**INFORMATION SUPPLIED**.
______

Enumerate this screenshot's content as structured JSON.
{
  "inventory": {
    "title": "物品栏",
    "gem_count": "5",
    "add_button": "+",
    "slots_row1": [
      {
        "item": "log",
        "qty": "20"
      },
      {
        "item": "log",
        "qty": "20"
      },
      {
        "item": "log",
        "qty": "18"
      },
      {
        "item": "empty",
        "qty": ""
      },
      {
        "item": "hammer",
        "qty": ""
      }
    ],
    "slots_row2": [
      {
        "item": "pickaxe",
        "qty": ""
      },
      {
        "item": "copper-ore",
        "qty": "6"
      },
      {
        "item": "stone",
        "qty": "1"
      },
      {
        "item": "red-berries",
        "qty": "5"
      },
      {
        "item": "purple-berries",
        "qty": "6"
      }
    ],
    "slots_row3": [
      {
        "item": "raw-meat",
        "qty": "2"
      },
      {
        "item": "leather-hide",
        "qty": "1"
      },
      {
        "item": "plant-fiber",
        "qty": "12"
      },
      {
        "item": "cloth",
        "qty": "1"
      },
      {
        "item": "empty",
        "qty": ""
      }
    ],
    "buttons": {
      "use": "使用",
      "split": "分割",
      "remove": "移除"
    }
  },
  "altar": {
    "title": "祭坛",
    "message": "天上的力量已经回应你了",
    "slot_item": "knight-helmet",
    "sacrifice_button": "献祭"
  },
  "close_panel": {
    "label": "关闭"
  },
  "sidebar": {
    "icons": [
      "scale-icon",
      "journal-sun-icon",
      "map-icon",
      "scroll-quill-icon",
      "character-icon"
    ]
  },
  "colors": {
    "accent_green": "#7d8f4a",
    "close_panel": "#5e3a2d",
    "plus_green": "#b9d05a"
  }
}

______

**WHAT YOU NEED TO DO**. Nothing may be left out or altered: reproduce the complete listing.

**ANSWER FOR THE TASK**.
Enumerate this screenshot's content as structured JSON.
{
  "inventory": {
    "title": "物品栏",
    "gem_count": "5",
    "add_button": "+",
    "slots_row1": [
      {
        "item": "log",
        "qty": "20"
      },
      {
        "item": "log",
        "qty": "20"
      },
      {
        "item": "log",
        "qty": "18"
      },
      {
        "item": "empty",
        "qty": ""
      },
      {
        "item": "hammer",
        "qty": ""
      }
    ],
    "slots_row2": [
      {
        "item": "pickaxe",
        "qty": ""
      },
      {
        "item": "copper-ore",
        "qty": "6"
      },
      {
        "item": "stone",
        "qty": "1"
      },
      {
        "item": "red-berries",
        "qty": "5"
      },
      {
        "item": "purple-berries",
        "qty": "6"
      }
    ],
    "slots_row3": [
      {
        "item": "raw-meat",
        "qty": "2"
      },
      {
        "item": "leather-hide",
        "qty": "1"
      },
      {
        "item": "plant-fiber",
        "qty": "12"
      },
      {
        "item": "cloth",
        "qty": "1"
      },
      {
        "item": "empty",
        "qty": ""
      }
    ],
    "buttons": {
      "use": "使用",
      "split": "分割",
      "remove": "移除"
    }
  },
  "altar": {
    "title": "祭坛",
    "message": "天上的力量已经回应你了",
    "slot_item": "knight-helmet",
    "sacrifice_button": "献祭"
  },
  "close_panel": {
    "label": "关闭"
  },
  "sidebar": {
    "icons": [
      "scale-icon",
      "journal-sun-icon",
      "map-icon",
      "scroll-quill-icon",
      "character-icon"
    ]
  },
  "colors": {
    "accent_green": "#7d8f4a",
    "close_panel": "#5e3a2d",
    "plus_green": "#b9d05a"
  }
}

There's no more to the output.